9 Tex. J. Oil, Gas & Energy L. 319 (2014)
37 Pages Posted: 7 Feb 2014 Last revised: 15 Jul 2014
Date Written: February 5, 2014
The Eagle Ford shale has provided an economic boon to South Texas, adding approximately $61 billion of economic output and creating over 116,500 jobs for the counties overlaying or neighboring the Eagle Ford shale. The Eagle Ford shale is the source rock for the storied East Texas Field and also for the Austin Chalk formation, but it was only in 2008 that Petrohawk discovered the viability of producing directly from the Eagle Ford shale using horizontal drilling and multi-stage hydraulic fracturing techniques. Since completion of the initial Petrohawk well in 2008, activity in the Eagle Ford shale has literally exploded. Drilling permits have increased from 26 issued in 2008 to 4,143 issued in 2012. The estimated amount of recoverable oil from the Eagle Ford shale is impressive, with estimates ranging from as low as 3 billion barrels to as high as 10 billion barrels. Due in significant part to the prolific oil production from the Eagle Ford shale, the rate of growth in Texas crude oil production now outpaces that of the North Dakota’s Bakken shale formation.
Yet, as impressive as this transformation has been, the question that needs to be asked now is whether we are wisely using our natural resource…or are we wasting it. The title to this article originated with a bumper sticker that was commonly seen throughout the state of Texas in 1984. In 1984, the Texas oil industry remembered the boom years of the 1970s and of earlier periods, but by 1984 Texas domestic oil production was in decline. The state was littered with marginal stripper wells that produced only a few barrels of oil. Prospects for additional Texas oil production were bleak. Once squandered, the 1984 slogan affirmed that the industry had learned from its prior misdeeds and would not “screw-up” another oil boom if providence offered the state of Texas another chance. That was 30 years ago, but the seared memory of that remorseful 1984 promise bears remembering in 2014.
Unfortunately, the early record of the Eagle Ford shale is one of physical waste of the state’s natural resources. It is time for the Railroad Commission and the courts to step in to require operators to produce their crude oil in the Eagle Ford shale in accordance with sound, nonwasteful, conservation practices. To that end, this paper discusses the most visible and objectively verifiable form of waste in the Eagle Ford shale: the outright flaring of commercially-usable and profitable natural gas that could (and this paper argues should) be efficiently produced. The paper discusses the regulatory actions that should be taken by the Railroad Commission and the amendments to its existing rules that should be adopted in order to promote sound conservation. The paper then addresses the recourse available to private parties that can be brought against operators who wastefully flare commercially valuable casinghead gas.
In the end, sound public policy is promoted when the Railroad Commission’s rules and the outcome of private litigation work together to motivate operators to minimize the physical waste of the state’s finite natural resources.

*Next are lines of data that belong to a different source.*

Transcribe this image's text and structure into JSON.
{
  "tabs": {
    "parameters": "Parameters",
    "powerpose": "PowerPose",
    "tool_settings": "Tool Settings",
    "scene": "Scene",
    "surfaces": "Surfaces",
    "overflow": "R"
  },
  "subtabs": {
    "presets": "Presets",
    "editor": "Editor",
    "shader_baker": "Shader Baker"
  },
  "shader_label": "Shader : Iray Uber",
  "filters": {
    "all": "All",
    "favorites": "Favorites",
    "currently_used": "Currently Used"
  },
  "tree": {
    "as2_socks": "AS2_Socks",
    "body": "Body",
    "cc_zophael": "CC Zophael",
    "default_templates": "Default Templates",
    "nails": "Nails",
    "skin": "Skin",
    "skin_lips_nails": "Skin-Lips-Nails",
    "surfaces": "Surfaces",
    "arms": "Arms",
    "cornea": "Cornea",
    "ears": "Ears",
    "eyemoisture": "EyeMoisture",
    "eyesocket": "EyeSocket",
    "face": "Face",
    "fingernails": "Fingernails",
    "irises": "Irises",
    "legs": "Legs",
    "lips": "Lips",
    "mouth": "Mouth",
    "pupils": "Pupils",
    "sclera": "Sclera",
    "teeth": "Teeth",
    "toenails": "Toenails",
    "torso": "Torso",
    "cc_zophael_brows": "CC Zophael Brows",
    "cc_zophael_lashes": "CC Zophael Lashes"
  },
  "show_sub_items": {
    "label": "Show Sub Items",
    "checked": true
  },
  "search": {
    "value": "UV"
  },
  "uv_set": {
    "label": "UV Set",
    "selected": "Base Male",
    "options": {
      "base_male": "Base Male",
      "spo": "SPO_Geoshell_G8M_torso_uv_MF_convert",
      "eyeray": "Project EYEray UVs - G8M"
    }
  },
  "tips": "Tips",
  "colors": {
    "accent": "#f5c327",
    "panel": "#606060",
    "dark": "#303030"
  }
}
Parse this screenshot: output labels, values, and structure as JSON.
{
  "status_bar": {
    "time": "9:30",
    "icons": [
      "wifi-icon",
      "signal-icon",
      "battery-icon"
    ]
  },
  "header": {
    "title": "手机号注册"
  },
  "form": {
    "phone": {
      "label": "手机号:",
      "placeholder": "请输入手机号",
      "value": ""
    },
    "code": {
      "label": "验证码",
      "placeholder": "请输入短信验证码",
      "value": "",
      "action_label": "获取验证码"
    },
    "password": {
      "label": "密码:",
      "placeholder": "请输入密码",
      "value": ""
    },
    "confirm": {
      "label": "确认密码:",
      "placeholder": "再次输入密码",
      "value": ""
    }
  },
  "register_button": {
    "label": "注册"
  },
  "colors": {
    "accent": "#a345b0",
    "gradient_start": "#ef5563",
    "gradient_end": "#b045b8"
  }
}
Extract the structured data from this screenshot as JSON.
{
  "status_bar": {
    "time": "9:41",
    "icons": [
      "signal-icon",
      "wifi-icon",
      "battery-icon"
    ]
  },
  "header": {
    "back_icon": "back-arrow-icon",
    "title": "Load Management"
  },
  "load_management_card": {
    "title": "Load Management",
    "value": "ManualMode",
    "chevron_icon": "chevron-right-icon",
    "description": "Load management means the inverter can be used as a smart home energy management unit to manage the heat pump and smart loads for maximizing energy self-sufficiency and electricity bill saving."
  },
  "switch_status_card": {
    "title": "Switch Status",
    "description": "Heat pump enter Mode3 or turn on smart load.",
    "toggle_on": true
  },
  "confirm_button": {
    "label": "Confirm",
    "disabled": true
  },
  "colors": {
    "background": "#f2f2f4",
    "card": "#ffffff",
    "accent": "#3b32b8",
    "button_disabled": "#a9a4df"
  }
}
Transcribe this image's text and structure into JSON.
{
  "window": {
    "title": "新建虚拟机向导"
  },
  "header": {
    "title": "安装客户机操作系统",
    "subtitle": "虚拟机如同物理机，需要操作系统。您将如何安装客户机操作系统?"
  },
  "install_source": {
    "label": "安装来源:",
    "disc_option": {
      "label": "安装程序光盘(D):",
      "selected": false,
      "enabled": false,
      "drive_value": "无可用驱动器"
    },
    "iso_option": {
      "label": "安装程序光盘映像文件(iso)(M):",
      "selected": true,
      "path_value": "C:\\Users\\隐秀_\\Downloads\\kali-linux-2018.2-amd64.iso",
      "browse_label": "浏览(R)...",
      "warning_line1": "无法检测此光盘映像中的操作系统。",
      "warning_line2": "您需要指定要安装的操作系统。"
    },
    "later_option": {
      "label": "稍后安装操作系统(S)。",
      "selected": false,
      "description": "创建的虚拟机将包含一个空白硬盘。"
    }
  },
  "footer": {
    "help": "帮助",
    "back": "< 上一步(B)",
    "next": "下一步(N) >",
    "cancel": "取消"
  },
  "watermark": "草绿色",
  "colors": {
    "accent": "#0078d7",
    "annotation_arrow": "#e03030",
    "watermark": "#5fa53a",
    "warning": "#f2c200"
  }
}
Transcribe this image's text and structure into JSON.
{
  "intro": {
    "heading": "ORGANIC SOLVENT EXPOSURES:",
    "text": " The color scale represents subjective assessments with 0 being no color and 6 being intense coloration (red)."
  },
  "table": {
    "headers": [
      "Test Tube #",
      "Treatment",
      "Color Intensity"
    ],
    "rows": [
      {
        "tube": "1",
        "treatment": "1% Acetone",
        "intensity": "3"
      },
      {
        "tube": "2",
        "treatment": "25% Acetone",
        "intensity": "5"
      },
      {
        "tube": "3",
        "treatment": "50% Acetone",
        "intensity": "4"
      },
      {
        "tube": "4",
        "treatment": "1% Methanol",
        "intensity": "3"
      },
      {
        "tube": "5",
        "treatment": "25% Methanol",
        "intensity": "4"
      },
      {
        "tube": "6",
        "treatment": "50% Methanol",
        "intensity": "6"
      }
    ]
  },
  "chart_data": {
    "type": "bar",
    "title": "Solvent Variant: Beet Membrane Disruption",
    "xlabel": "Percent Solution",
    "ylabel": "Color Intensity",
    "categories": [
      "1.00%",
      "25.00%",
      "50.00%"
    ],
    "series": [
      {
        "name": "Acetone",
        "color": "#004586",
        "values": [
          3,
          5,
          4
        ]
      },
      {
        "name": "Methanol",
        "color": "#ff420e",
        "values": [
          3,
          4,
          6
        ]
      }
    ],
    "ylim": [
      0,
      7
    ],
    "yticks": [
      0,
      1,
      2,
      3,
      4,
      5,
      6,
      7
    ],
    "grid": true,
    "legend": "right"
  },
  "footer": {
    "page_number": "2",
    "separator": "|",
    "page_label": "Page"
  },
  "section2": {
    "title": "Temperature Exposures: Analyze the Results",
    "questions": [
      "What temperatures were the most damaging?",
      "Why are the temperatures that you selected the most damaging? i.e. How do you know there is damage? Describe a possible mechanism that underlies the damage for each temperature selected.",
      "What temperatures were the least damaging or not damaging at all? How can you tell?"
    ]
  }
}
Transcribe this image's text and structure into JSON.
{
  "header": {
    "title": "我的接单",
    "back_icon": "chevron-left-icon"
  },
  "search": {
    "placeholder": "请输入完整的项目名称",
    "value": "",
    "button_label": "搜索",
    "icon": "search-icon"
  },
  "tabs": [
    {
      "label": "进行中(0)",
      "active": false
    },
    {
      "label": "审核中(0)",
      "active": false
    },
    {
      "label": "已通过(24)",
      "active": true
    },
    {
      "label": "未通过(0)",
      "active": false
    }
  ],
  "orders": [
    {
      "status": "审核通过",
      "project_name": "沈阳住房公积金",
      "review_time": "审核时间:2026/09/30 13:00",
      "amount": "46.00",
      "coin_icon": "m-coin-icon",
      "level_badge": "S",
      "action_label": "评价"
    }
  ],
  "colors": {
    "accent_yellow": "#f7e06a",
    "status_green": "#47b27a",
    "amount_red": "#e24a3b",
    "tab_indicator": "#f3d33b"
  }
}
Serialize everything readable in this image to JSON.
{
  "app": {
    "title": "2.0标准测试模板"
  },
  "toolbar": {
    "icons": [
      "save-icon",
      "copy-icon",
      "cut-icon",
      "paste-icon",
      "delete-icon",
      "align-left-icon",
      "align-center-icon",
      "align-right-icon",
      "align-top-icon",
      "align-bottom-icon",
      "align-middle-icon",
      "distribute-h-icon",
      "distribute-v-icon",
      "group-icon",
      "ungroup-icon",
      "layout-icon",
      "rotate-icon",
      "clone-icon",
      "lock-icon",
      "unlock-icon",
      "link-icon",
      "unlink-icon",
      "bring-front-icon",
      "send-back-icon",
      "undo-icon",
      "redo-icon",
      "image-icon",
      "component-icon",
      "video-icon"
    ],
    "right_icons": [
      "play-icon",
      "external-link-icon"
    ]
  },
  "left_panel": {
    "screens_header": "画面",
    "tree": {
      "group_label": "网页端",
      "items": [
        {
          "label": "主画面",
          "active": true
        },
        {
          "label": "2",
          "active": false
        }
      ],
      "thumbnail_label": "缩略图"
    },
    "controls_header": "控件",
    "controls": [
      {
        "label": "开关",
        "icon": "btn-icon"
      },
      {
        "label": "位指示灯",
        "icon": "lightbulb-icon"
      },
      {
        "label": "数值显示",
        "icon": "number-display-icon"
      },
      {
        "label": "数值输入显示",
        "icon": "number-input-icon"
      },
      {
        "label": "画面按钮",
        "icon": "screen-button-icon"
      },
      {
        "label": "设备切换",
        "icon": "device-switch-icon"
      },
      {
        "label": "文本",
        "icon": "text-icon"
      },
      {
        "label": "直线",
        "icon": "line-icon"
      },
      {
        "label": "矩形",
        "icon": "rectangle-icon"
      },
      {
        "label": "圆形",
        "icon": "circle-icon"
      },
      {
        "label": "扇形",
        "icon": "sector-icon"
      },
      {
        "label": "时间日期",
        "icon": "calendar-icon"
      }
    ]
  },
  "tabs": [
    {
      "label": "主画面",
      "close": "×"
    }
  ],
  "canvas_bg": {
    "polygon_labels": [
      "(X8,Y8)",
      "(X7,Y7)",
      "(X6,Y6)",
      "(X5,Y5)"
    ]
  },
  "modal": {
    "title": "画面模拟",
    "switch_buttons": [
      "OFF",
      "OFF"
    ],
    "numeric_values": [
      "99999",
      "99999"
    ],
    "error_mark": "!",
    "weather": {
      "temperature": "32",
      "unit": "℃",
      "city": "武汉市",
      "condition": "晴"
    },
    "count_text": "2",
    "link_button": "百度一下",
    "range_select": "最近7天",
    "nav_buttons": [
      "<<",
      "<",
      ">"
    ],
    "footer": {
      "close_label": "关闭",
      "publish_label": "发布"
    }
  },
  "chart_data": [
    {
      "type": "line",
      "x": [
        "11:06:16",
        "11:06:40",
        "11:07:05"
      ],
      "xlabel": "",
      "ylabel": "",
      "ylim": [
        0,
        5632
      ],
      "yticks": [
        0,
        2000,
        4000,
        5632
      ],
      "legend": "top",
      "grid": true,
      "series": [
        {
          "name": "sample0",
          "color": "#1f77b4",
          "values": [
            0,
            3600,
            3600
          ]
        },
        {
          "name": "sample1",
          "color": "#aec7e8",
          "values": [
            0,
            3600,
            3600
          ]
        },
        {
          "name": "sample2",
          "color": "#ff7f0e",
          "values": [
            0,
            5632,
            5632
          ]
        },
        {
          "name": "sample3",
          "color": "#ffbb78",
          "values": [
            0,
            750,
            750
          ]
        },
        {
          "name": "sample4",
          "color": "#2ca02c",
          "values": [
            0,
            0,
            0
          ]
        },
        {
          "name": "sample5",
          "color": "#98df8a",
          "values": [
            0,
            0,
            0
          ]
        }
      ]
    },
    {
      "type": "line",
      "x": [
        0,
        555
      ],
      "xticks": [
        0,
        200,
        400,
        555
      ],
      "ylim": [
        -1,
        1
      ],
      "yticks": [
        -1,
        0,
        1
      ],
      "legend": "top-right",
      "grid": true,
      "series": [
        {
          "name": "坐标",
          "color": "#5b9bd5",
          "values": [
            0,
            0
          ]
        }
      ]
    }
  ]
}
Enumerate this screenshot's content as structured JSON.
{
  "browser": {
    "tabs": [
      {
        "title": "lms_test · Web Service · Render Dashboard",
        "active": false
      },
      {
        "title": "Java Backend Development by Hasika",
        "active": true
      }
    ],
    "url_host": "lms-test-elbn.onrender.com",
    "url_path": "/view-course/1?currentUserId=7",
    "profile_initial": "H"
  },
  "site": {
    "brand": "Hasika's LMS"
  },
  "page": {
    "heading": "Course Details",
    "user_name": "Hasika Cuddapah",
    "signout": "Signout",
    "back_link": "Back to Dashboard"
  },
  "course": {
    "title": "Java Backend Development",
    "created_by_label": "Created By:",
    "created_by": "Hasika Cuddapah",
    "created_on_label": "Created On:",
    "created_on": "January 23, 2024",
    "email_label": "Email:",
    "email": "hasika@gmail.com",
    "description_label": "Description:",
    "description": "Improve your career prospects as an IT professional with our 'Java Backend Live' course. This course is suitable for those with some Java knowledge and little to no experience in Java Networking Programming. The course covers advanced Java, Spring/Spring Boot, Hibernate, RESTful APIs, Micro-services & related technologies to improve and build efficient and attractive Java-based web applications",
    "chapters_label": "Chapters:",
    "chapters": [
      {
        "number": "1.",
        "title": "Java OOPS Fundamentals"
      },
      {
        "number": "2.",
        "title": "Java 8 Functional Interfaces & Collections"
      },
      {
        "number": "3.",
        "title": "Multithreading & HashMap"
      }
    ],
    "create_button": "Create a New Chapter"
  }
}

The author hopes that this paper sets forth a clear path to achieve this end. Providence, coupled with the remarkable ingenuity of the oil and gas industry, has blessed the state of Texas with another chance at a significant oil boom. It is now time to stop screwing it up.
Keywords: Casinghead Gas, flaring, reasonable prudent operator, Rule 32, negligence, waste, oil and gas, cessation of production, no-flare orders, Sprayberry, shale gas, shale oil
Suggested Citation: Suggested Citation
Wells, Bret, Please Give Us One More Oil Boom – I Promise Not to Screw It Up this Time: The Broken Promise of Casinghead Gas Flaring in the Eagle Ford Shale (February 5, 2014). 9 Tex. J. Oil, Gas & Energy L. 319 (2014); U of Houston Law Center No. 2014-A-4. Available at SSRN: https://ssrn.com/abstract=2391243